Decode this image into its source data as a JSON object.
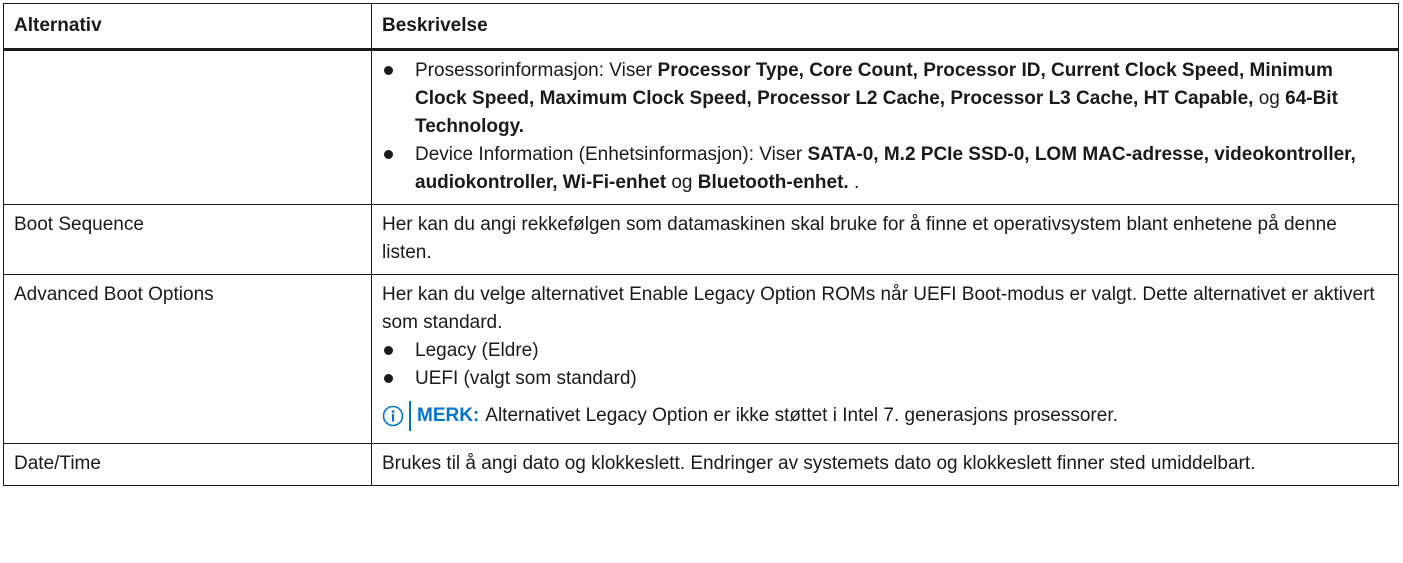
{
  "header": {
    "col1": "Alternativ",
    "col2": "Beskrivelse"
  },
  "row_sysinfo": {
    "items": [
      {
        "lead": "Prosessorinformasjon: Viser ",
        "bold": "Processor Type, Core Count, Processor ID, Current Clock Speed, Minimum Clock Speed, Maximum Clock Speed, Processor L2 Cache, Processor L3 Cache, HT Capable,",
        "mid": " og ",
        "bold2": "64-Bit Technology.",
        "tail": ""
      },
      {
        "lead": "Device Information (Enhetsinformasjon): Viser ",
        "bold": "SATA-0, M.2 PCIe SSD-0, LOM MAC-adresse, videokontroller, audiokontroller, Wi-Fi-enhet",
        "mid": " og ",
        "bold2": "Bluetooth-enhet.",
        "tail": " ."
      }
    ]
  },
  "row_boot_sequence": {
    "option": "Boot Sequence",
    "description": "Her kan du angi rekkefølgen som datamaskinen skal bruke for å finne et operativsystem blant enhetene på denne listen."
  },
  "row_advanced_boot": {
    "option": "Advanced Boot Options",
    "description": "Her kan du velge alternativet Enable Legacy Option ROMs når UEFI Boot-modus er valgt. Dette alternativet er aktivert som standard.",
    "bullets": [
      "Legacy (Eldre)",
      "UEFI (valgt som standard)"
    ],
    "note_label": "MERK:",
    "note_text": "Alternativet Legacy Option er ikke støttet i Intel 7. generasjons prosessorer.",
    "note_icon": "info-circle-icon",
    "note_color": "#0076ce"
  },
  "row_date_time": {
    "option": "Date/Time",
    "description": "Brukes til å angi dato og klokkeslett. Endringer av systemets dato og klokkeslett finner sted umiddelbart."
  }
}
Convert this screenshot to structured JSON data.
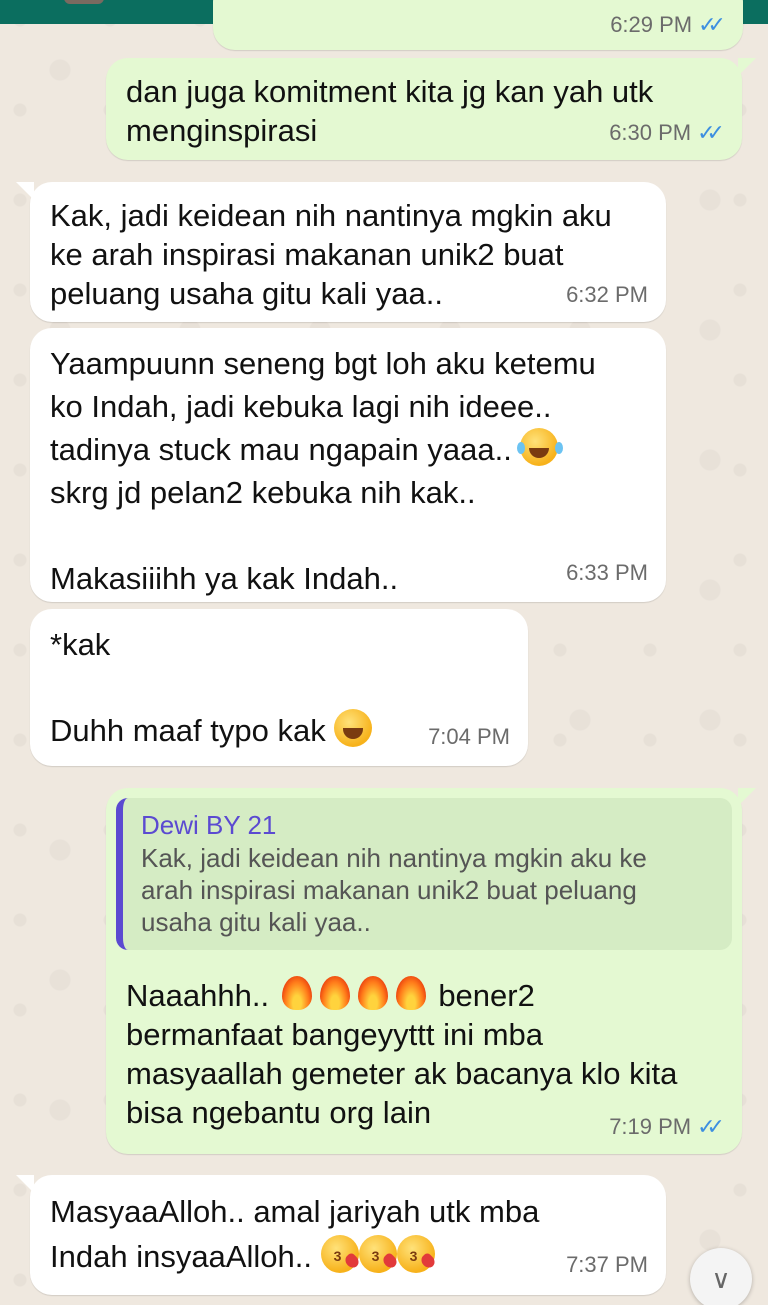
{
  "messages": [
    {
      "id": "m0",
      "direction": "out",
      "text": "",
      "time": "6:29 PM",
      "read": true
    },
    {
      "id": "m1",
      "direction": "out",
      "text": "dan juga komitment kita jg kan yah utk\nmenginspirasi",
      "time": "6:30 PM",
      "read": true
    },
    {
      "id": "m2",
      "direction": "in",
      "text": "Kak, jadi keidean nih nantinya mgkin aku\nke arah inspirasi makanan unik2 buat\npeluang usaha gitu kali yaa..",
      "time": "6:32 PM"
    },
    {
      "id": "m3",
      "direction": "in",
      "lines": [
        "Yaampuunn seneng bgt loh aku ketemu",
        "ko Indah, jadi kebuka lagi nih ideee..",
        "tadinya stuck mau ngapain yaaa..",
        "skrg jd pelan2 kebuka nih kak..",
        "",
        "Makasiiihh ya kak Indah.."
      ],
      "emoji": "face-with-tears-of-joy",
      "time": "6:33 PM"
    },
    {
      "id": "m4",
      "direction": "in",
      "lines": [
        "*kak",
        "",
        "Duhh maaf typo kak"
      ],
      "emoji": "grinning-squinting-face",
      "time": "7:04 PM"
    },
    {
      "id": "m5",
      "direction": "out",
      "quote": {
        "author": "Dewi BY 21",
        "text": "Kak, jadi keidean nih nantinya mgkin aku ke\narah inspirasi makanan unik2 buat peluang\nusaha gitu kali yaa.."
      },
      "lines": [
        "Naaahhh..",
        "bener2",
        "bermanfaat bangeyyttt ini mba",
        "masyaallah gemeter ak bacanya klo kita",
        "bisa ngebantu org lain"
      ],
      "emoji": "fire",
      "time": "7:19 PM",
      "read": true
    },
    {
      "id": "m6",
      "direction": "in",
      "lines": [
        "MasyaaAlloh.. amal jariyah utk mba",
        "Indah insyaaAlloh.."
      ],
      "emoji": "face-blowing-a-kiss",
      "time": "7:37 PM"
    }
  ],
  "icons": {
    "read_receipt": "double-check-icon",
    "scroll_down": "chevron-double-down-icon"
  },
  "colors": {
    "header": "#0b6e5f",
    "outgoing": "#e4f9d2",
    "incoming": "#ffffff",
    "ticks": "#3d8fe0",
    "quote_author": "#5b4ad1"
  }
}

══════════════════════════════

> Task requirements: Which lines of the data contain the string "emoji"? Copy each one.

> Exercise output:
      "emoji": "face-with-tears-of-joy",
      "emoji": "grinning-squinting-face",
      "emoji": "fire",
      "emoji": "face-blowing-a-kiss",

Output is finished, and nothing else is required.